Element data from apps and pages
-------------------------

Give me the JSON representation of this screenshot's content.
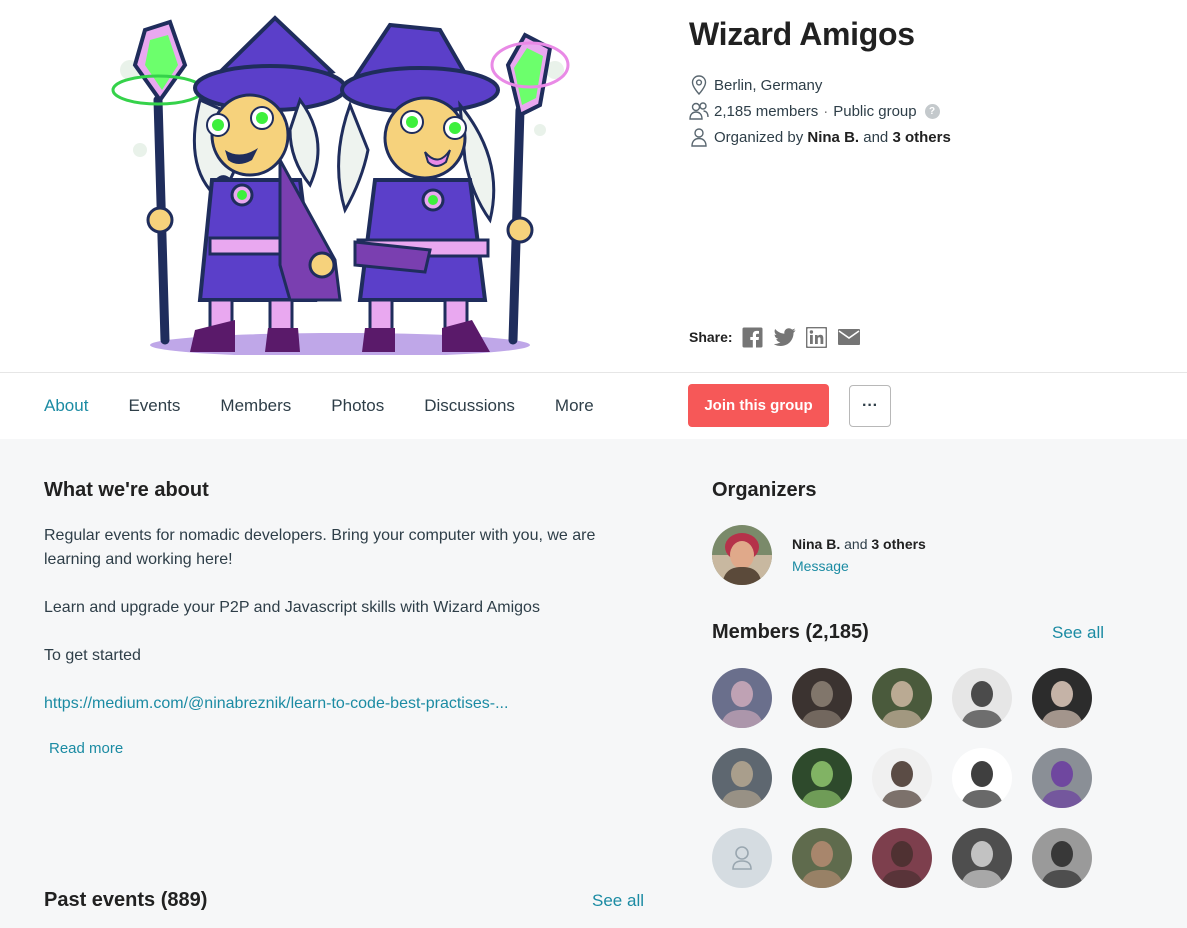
{
  "group": {
    "title": "Wizard Amigos",
    "location": "Berlin, Germany",
    "members_count": "2,185 members",
    "visibility": "Public group",
    "help_glyph": "?",
    "organized_prefix": "Organized by",
    "organizer_name": "Nina B.",
    "organized_and": "and",
    "organizer_others": "3 others"
  },
  "share": {
    "label": "Share:",
    "icons": [
      "facebook-icon",
      "twitter-icon",
      "linkedin-icon",
      "email-icon"
    ]
  },
  "nav": {
    "tabs": [
      {
        "label": "About",
        "active": true
      },
      {
        "label": "Events",
        "active": false
      },
      {
        "label": "Members",
        "active": false
      },
      {
        "label": "Photos",
        "active": false
      },
      {
        "label": "Discussions",
        "active": false
      },
      {
        "label": "More",
        "active": false
      }
    ],
    "join_label": "Join this group",
    "more_options_label": "···"
  },
  "about": {
    "heading": "What we're about",
    "paragraphs": [
      "Regular events for nomadic developers. Bring your computer with you, we are learning and working here!",
      "Learn and upgrade your P2P and Javascript skills with Wizard Amigos",
      "To get started"
    ],
    "link": "https://medium.com/@ninabreznik/learn-to-code-best-practises-...",
    "read_more": "Read more"
  },
  "past_events": {
    "heading": "Past events (889)",
    "see_all": "See all"
  },
  "organizers": {
    "heading": "Organizers",
    "name": "Nina B.",
    "and": "and",
    "others": "3 others",
    "message": "Message"
  },
  "members": {
    "heading": "Members (2,185)",
    "see_all": "See all",
    "avatars": [
      {
        "bg": "#6a6f8c",
        "fg": "#c9a7b8"
      },
      {
        "bg": "#3b3330",
        "fg": "#8a7d72"
      },
      {
        "bg": "#4a5a3c",
        "fg": "#c7b29c"
      },
      {
        "bg": "#e6e6e6",
        "fg": "#3a3a3a"
      },
      {
        "bg": "#2c2c2c",
        "fg": "#d6c2b5"
      },
      {
        "bg": "#5e6770",
        "fg": "#b1a48f"
      },
      {
        "bg": "#2e4a2c",
        "fg": "#8bbf6a"
      },
      {
        "bg": "#f0f0f0",
        "fg": "#4a3a32"
      },
      {
        "bg": "#ffffff",
        "fg": "#2a2a2a"
      },
      {
        "bg": "#8a8f96",
        "fg": "#6b3fa0"
      },
      {
        "bg": "#d5dce1",
        "fg": "#9aa7b0"
      },
      {
        "bg": "#5f6b4d",
        "fg": "#b08a70"
      },
      {
        "bg": "#7d3f4d",
        "fg": "#4a3030"
      },
      {
        "bg": "#4e4e4e",
        "fg": "#cfcfcf"
      },
      {
        "bg": "#9a9a9a",
        "fg": "#2d2d2d"
      }
    ]
  },
  "colors": {
    "accent": "#1b8ba3",
    "join_button": "#f65858",
    "content_bg": "#f6f7f8"
  }
}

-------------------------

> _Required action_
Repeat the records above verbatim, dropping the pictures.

> _Task response_
Give me the JSON representation of this screenshot's content.
{
  "group": {
    "title": "Wizard Amigos",
    "location": "Berlin, Germany",
    "members_count": "2,185 members",
    "visibility": "Public group",
    "help_glyph": "?",
    "organized_prefix": "Organized by",
    "organizer_name": "Nina B.",
    "organized_and": "and",
    "organizer_others": "3 others"
  },
  "share": {
    "label": "Share:",
    "icons": [
      "facebook-icon",
      "twitter-icon",
      "linkedin-icon",
      "email-icon"
    ]
  },
  "nav": {
    "tabs": [
      {
        "label": "About",
        "active": true
      },
      {
        "label": "Events",
        "active": false
      },
      {
        "label": "Members",
        "active": false
      },
      {
        "label": "Photos",
        "active": false
      },
      {
        "label": "Discussions",
        "active": false
      },
      {
        "label": "More",
        "active": false
      }
    ],
    "join_label": "Join this group",
    "more_options_label": "···"
  },
  "about": {
    "heading": "What we're about",
    "paragraphs": [
      "Regular events for nomadic developers. Bring your computer with you, we are learning and working here!",
      "Learn and upgrade your P2P and Javascript skills with Wizard Amigos",
      "To get started"
    ],
    "link": "https://medium.com/@ninabreznik/learn-to-code-best-practises-...",
    "read_more": "Read more"
  },
  "past_events": {
    "heading": "Past events (889)",
    "see_all": "See all"
  },
  "organizers": {
    "heading": "Organizers",
    "name": "Nina B.",
    "and": "and",
    "others": "3 others",
    "message": "Message"
  },
  "members": {
    "heading": "Members (2,185)",
    "see_all": "See all",
    "avatars": [
      {
        "bg": "#6a6f8c",
        "fg": "#c9a7b8"
      },
      {
        "bg": "#3b3330",
        "fg": "#8a7d72"
      },
      {
        "bg": "#4a5a3c",
        "fg": "#c7b29c"
      },
      {
        "bg": "#e6e6e6",
        "fg": "#3a3a3a"
      },
      {
        "bg": "#2c2c2c",
        "fg": "#d6c2b5"
      },
      {
        "bg": "#5e6770",
        "fg": "#b1a48f"
      },
      {
        "bg": "#2e4a2c",
        "fg": "#8bbf6a"
      },
      {
        "bg": "#f0f0f0",
        "fg": "#4a3a32"
      },
      {
        "bg": "#ffffff",
        "fg": "#2a2a2a"
      },
      {
        "bg": "#8a8f96",
        "fg": "#6b3fa0"
      },
      {
        "bg": "#d5dce1",
        "fg": "#9aa7b0"
      },
      {
        "bg": "#5f6b4d",
        "fg": "#b08a70"
      },
      {
        "bg": "#7d3f4d",
        "fg": "#4a3030"
      },
      {
        "bg": "#4e4e4e",
        "fg": "#cfcfcf"
      },
      {
        "bg": "#9a9a9a",
        "fg": "#2d2d2d"
      }
    ]
  },
  "colors": {
    "accent": "#1b8ba3",
    "join_button": "#f65858",
    "content_bg": "#f6f7f8"
  }
}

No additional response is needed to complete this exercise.